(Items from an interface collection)
Segment Open
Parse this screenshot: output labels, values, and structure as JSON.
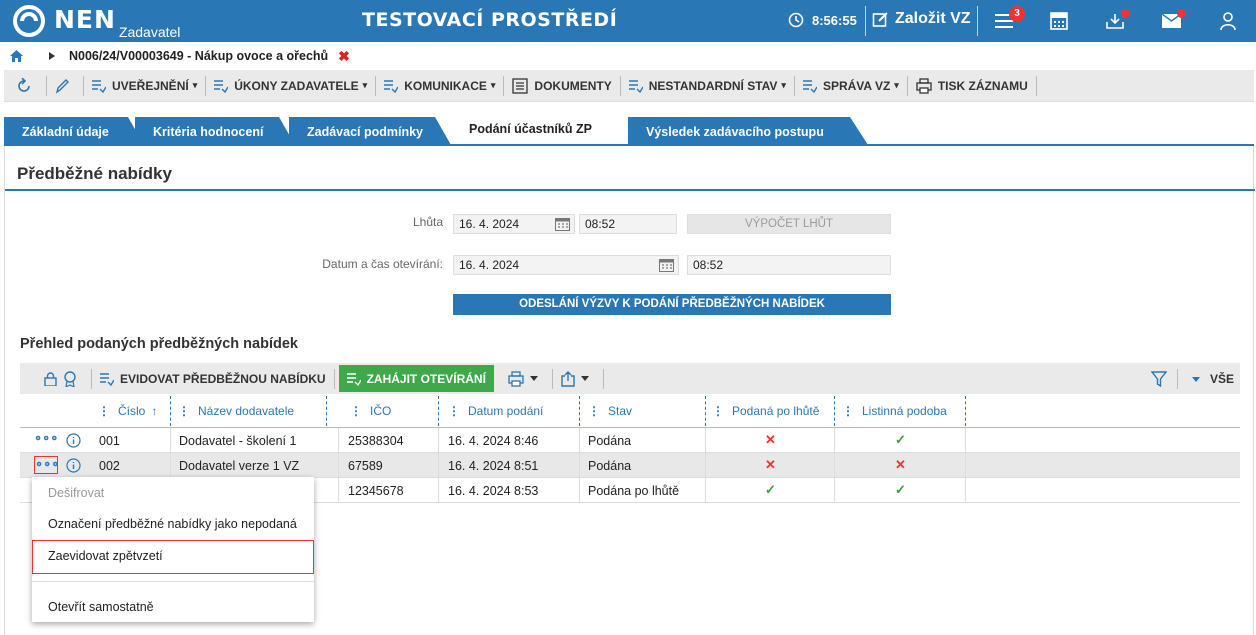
{
  "app": {
    "logo_text": "NEN",
    "logo_sub": "Zadavatel",
    "environment": "TESTOVACÍ PROSTŘEDÍ",
    "clock": "8:56:55",
    "create_label": "Založit VZ",
    "tasks_badge": "3",
    "accent_color": "#2a77b5"
  },
  "breadcrumb": {
    "text": "N006/24/V00003649 - Nákup ovoce a ořechů",
    "close": "✖"
  },
  "actions": [
    {
      "label": "UVEŘEJNĚNÍ",
      "caret": "▾"
    },
    {
      "label": "ÚKONY ZADAVATELE",
      "caret": "▾"
    },
    {
      "label": "KOMUNIKACE",
      "caret": "▾"
    },
    {
      "label": "DOKUMENTY",
      "caret": ""
    },
    {
      "label": "NESTANDARDNÍ STAV",
      "caret": "▾"
    },
    {
      "label": "SPRÁVA VZ",
      "caret": "▾"
    },
    {
      "label": "TISK ZÁZNAMU",
      "caret": ""
    }
  ],
  "tabs": [
    {
      "label": "Základní údaje"
    },
    {
      "label": "Kritéria hodnocení"
    },
    {
      "label": "Zadávací podmínky"
    },
    {
      "label": "Podání účastníků ZP"
    },
    {
      "label": "Výsledek zadávacího postupu"
    }
  ],
  "section": {
    "title": "Předběžné nabídky",
    "deadline_label": "Lhůta",
    "deadline_date": "16. 4. 2024",
    "deadline_time": "08:52",
    "calc_button": "VÝPOČET LHŮT",
    "open_label": "Datum a čas otevírání:",
    "open_date": "16. 4. 2024",
    "open_time": "08:52",
    "send_button": "ODESLÁNÍ VÝZVY K PODÁNÍ PŘEDBĚŽNÝCH NABÍDEK"
  },
  "grid": {
    "title": "Přehled podaných předběžných nabídek",
    "toolbar": {
      "add_label": "EVIDOVAT PŘEDBĚŽNOU NABÍDKU",
      "open_label": "ZAHÁJIT OTEVÍRÁNÍ",
      "filter_all": "VŠE"
    },
    "columns": {
      "cislo": "Číslo",
      "sort_arrow": "↑",
      "nazev": "Název dodavatele",
      "ico": "IČO",
      "datum": "Datum podání",
      "stav": "Stav",
      "po_lhute": "Podaná po lhůtě",
      "listinna": "Listinná podoba"
    },
    "rows": [
      {
        "cislo": "001",
        "nazev": "Dodavatel - školení 1",
        "ico": "25388304",
        "datum": "16. 4. 2024 8:46",
        "stav": "Podána",
        "po_lhute": "✕",
        "listinna": "✓"
      },
      {
        "cislo": "002",
        "nazev": "Dodavatel verze 1 VZ",
        "ico": "67589",
        "datum": "16. 4. 2024 8:51",
        "stav": "Podána",
        "po_lhute": "✕",
        "listinna": "✕"
      },
      {
        "cislo": "",
        "nazev": "",
        "ico": "12345678",
        "datum": "16. 4. 2024 8:53",
        "stav": "Podána po lhůtě",
        "po_lhute": "✓",
        "listinna": "✓"
      }
    ],
    "row_menu_glyph": "∘∘∘"
  },
  "context_menu": {
    "items": [
      {
        "label": "Dešifrovat"
      },
      {
        "label": "Označení předběžné nabídky jako nepodaná"
      },
      {
        "label": "Zaevidovat zpětvzetí"
      },
      {
        "label": "Otevřít samostatně"
      }
    ]
  }
}
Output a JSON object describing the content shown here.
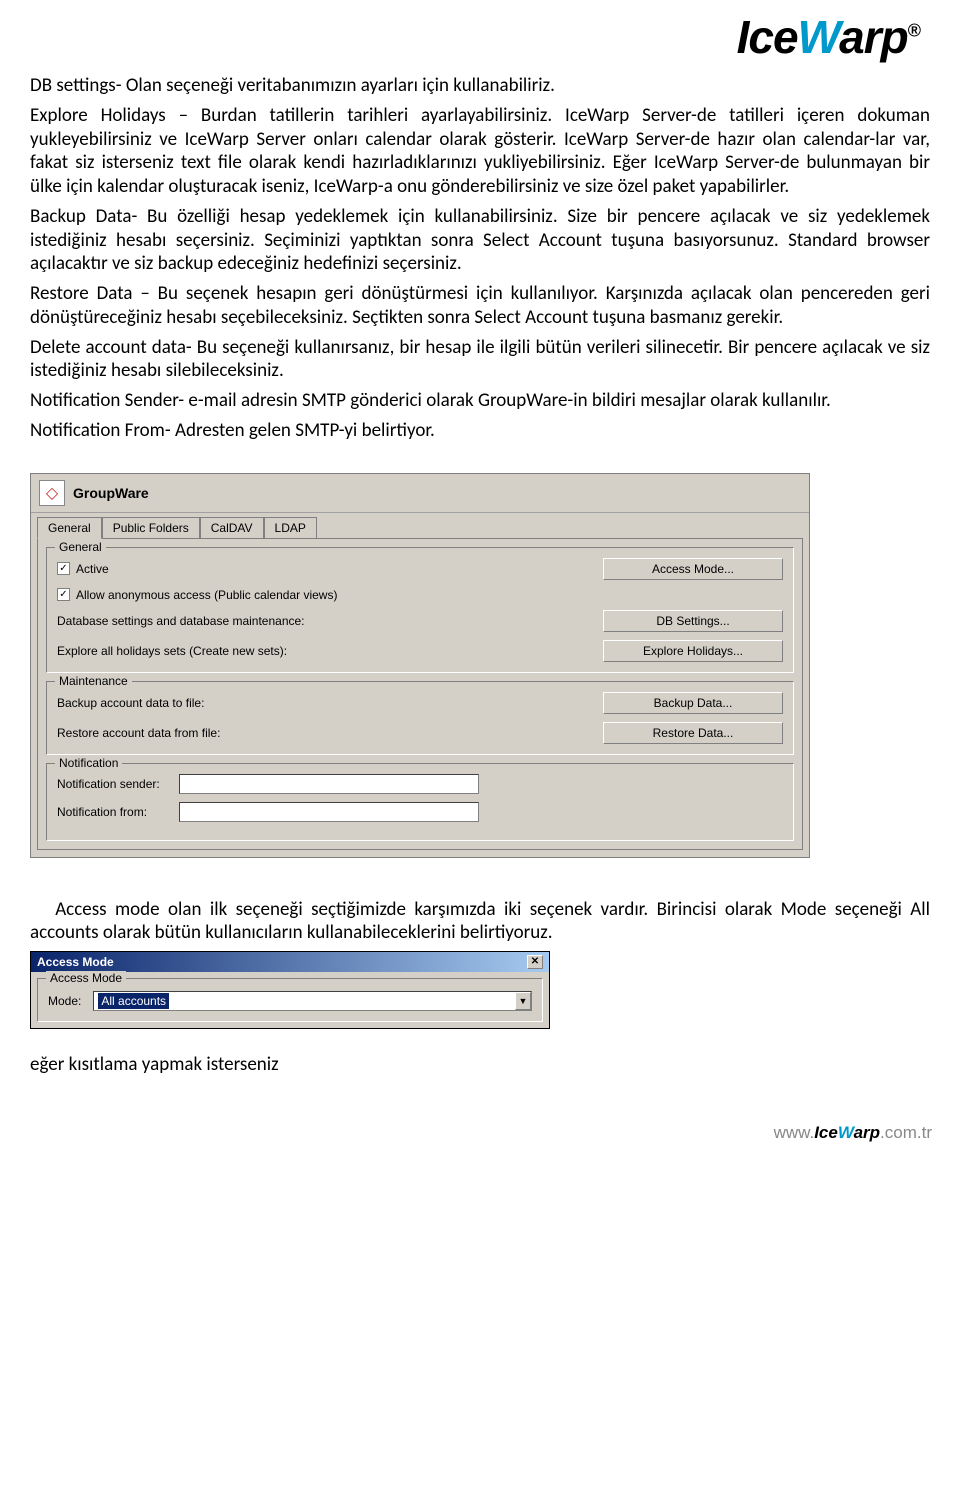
{
  "logo": {
    "part1": "Ice",
    "part2": "W",
    "part3": "arp",
    "reg": "®"
  },
  "paragraphs": {
    "p1": "DB settings- Olan seçeneği veritabanımızın ayarları için kullanabiliriz.",
    "p2": "Explore Holidays – Burdan tatillerin tarihleri ayarlayabilirsiniz. IceWarp Server-de tatilleri içeren dokuman yukleyebilirsiniz ve IceWarp Server onları calendar olarak gösterir. IceWarp Server-de hazır olan calendar-lar var, fakat siz isterseniz text file olarak kendi hazırladıklarınızı yukliyebilirsiniz. Eğer IceWarp Server-de bulunmayan bir ülke için kalendar oluşturacak iseniz, IceWarp-a onu gönderebilirsiniz ve size özel paket yapabilirler.",
    "p3": "Backup Data- Bu özelliği hesap yedeklemek için kullanabilirsiniz. Size bir pencere açılacak ve siz yedeklemek istediğiniz hesabı seçersiniz. Seçiminizi yaptıktan sonra Select Account tuşuna basıyorsunuz. Standard browser açılacaktır ve siz backup edeceğiniz hedefinizi seçersiniz.",
    "p4": "Restore Data – Bu seçenek hesapın geri dönüştürmesi için kullanılıyor. Karşınızda açılacak olan pencereden geri dönüştüreceğiniz hesabı seçebileceksiniz. Seçtikten sonra Select Account tuşuna basmanız gerekir.",
    "p5": "Delete account data- Bu seçeneği kullanırsanız, bir hesap ile ilgili bütün verileri silinecetir. Bir pencere açılacak ve siz istediğiniz hesabı silebileceksiniz.",
    "p6": "Notification Sender- e-mail adresin SMTP gönderici olarak GroupWare-in bildiri mesajlar olarak kullanılır.",
    "p7": "Notification From- Adresten gelen SMTP-yi belirtiyor."
  },
  "groupware": {
    "title": "GroupWare",
    "tabs": {
      "general": "General",
      "publicFolders": "Public Folders",
      "caldav": "CalDAV",
      "ldap": "LDAP"
    },
    "sections": {
      "general": {
        "legend": "General",
        "active": "Active",
        "allowAnon": "Allow anonymous access (Public calendar views)",
        "dbSettingsLabel": "Database settings and database maintenance:",
        "exploreLabel": "Explore all holidays sets (Create new sets):",
        "btnAccessMode": "Access Mode...",
        "btnDbSettings": "DB Settings...",
        "btnExplore": "Explore Holidays..."
      },
      "maintenance": {
        "legend": "Maintenance",
        "backupLabel": "Backup account data to file:",
        "restoreLabel": "Restore account data from file:",
        "btnBackup": "Backup Data...",
        "btnRestore": "Restore Data..."
      },
      "notification": {
        "legend": "Notification",
        "senderLabel": "Notification sender:",
        "fromLabel": "Notification from:"
      }
    }
  },
  "accessModeText": "   Access mode olan ilk seçeneği seçtiğimizde karşımızda iki seçenek vardır. Birincisi olarak Mode seçeneği All accounts olarak bütün kullanıcıların kullanabileceklerini belirtiyoruz.",
  "accessDialog": {
    "title": "Access Mode",
    "legend": "Access Mode",
    "modeLabel": "Mode:",
    "modeValue": "All accounts"
  },
  "trailing": "eğer kısıtlama yapmak isterseniz",
  "footer": {
    "pre": "www.",
    "ice": "Ice",
    "w": "W",
    "arp": "arp",
    "suffix": ".com.tr"
  }
}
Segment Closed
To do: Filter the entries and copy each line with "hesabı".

Answer for the task:
    "p3": "Backup Data- Bu özelliği hesap yedeklemek için kullanabilirsiniz. Size bir pencere açılacak ve siz yedeklemek istediğiniz hesabı seçersiniz. Seçiminizi yaptıktan sonra Select Account tuşuna basıyorsunuz. Standard browser açılacaktır ve siz backup edeceğiniz hedefinizi seçersiniz.",
    "p4": "Restore Data – Bu seçenek hesapın geri dönüştürmesi için kullanılıyor. Karşınızda açılacak olan pencereden geri dönüştüreceğiniz hesabı seçebileceksiniz. Seçtikten sonra Select Account tuşuna basmanız gerekir.",
    "p5": "Delete account data- Bu seçeneği kullanırsanız, bir hesap ile ilgili bütün verileri silinecetir. Bir pencere açılacak ve siz istediğiniz hesabı silebileceksiniz.",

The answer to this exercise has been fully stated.